[sf-lug] need CentOS 5 (Red Hat Enterprise Linux 5) platform info
rick at linuxmafia.com
Tue Aug 28 19:26:15 PDT 2007
Quoting jim stockford (jim at well.com):
> wellllllll, the box reflected by the specs is a one-unit
> hopefully relatively low-power box to replace the
> over-powered and under storaged box we have in the
> ServePath colo.
OK. Just curious. (By my antique standards, a quad-core Xeon @ 2.12GHz
seems like a whole lot of CPU. Lots of folks have more, though.)
> I'll ask about the south bridge chip and motherboard
> maker, and thanks.
Honestly, nobody except hardware geeks can quote south bridge
identities, whereas everyone and his brother can quote motherboard
models. ;-> It's usually hopeless to inquire after south bridge
models; replies if any are usually wrong.
The south bridge is the motherboard's chip where most I/O connects, and
thus is of vital importance for OS drivers. North bridge is for CPU and
RAM. Most likely, this _particular_ MB's south bridge will be one of the
Intel ICH (I/O Connector Hub) series.
Like a lot of chip parts, those have vague-fuzzy family names from Intel
Marketing Department (ICH6, ICH7, ICH7R, ICH8, ICH8M, etc.), whereas
Intel Engineering Dept. applies real, specific part numbers like i82801HEM.
Marketing also creates vague fuzzy names for motherboards as a whole.
E.g., Intel's "Centrino Pro" series of laptop motherboards (development
codename "Santa Rosa") are built around an Intel PM965 or GM965 series
north bridge and an Intel ICH8M south bridge.
First time I was inquiring of visiting representatives from
$BIG_HARDWARE_VAR about their new Centrino Pro-based laptop, I asked the

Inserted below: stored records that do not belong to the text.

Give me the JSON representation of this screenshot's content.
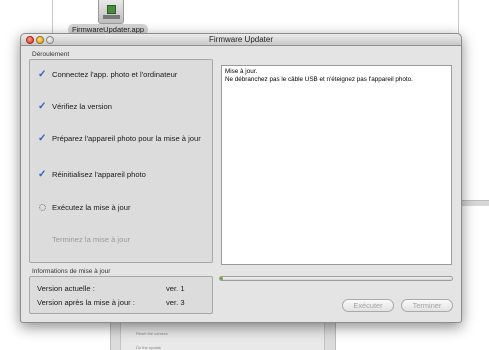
{
  "desktop": {
    "icon_label": "FirmwareUpdater.app",
    "bg_texts": [
      "Reset the camera",
      "Do the update"
    ]
  },
  "window": {
    "title": "Firmware Updater"
  },
  "steps": {
    "group_label": "Déroulement",
    "items": [
      {
        "label": "Connectez l'app. photo et l'ordinateur",
        "state": "done"
      },
      {
        "label": "Vérifiez la version",
        "state": "done"
      },
      {
        "label": "Préparez l'appareil photo pour la mise à jour",
        "state": "done"
      },
      {
        "label": "Réinitialisez l'appareil photo",
        "state": "done"
      },
      {
        "label": "Exécutez la mise à jour",
        "state": "active"
      },
      {
        "label": "Terminez la mise à jour",
        "state": "pending"
      }
    ]
  },
  "log": {
    "lines": [
      "Mise à jour.",
      "Ne débranchez pas le câble USB et n'éteignez pas l'appareil photo."
    ]
  },
  "info": {
    "group_label": "Informations de mise à jour",
    "current_version_label": "Version actuelle :",
    "current_version_value": "ver. 1",
    "after_version_label": "Version après la mise à jour :",
    "after_version_value": "ver. 3"
  },
  "progress": {
    "fraction": 0.01,
    "fill_color": "#6aa52e"
  },
  "buttons": {
    "execute_label": "Exécuter",
    "finish_label": "Terminer"
  },
  "icons": {
    "done": "checkmark-icon",
    "active": "spinner-icon"
  },
  "colors": {
    "check": "#2f62b8",
    "pending_text": "#9a9a9a"
  }
}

(supposedly) technical account manager, "What's the south bridge?", he
said "Intel 965", and I said "Um, no, that's the _north_ bridge." Case
More information about the sf-lug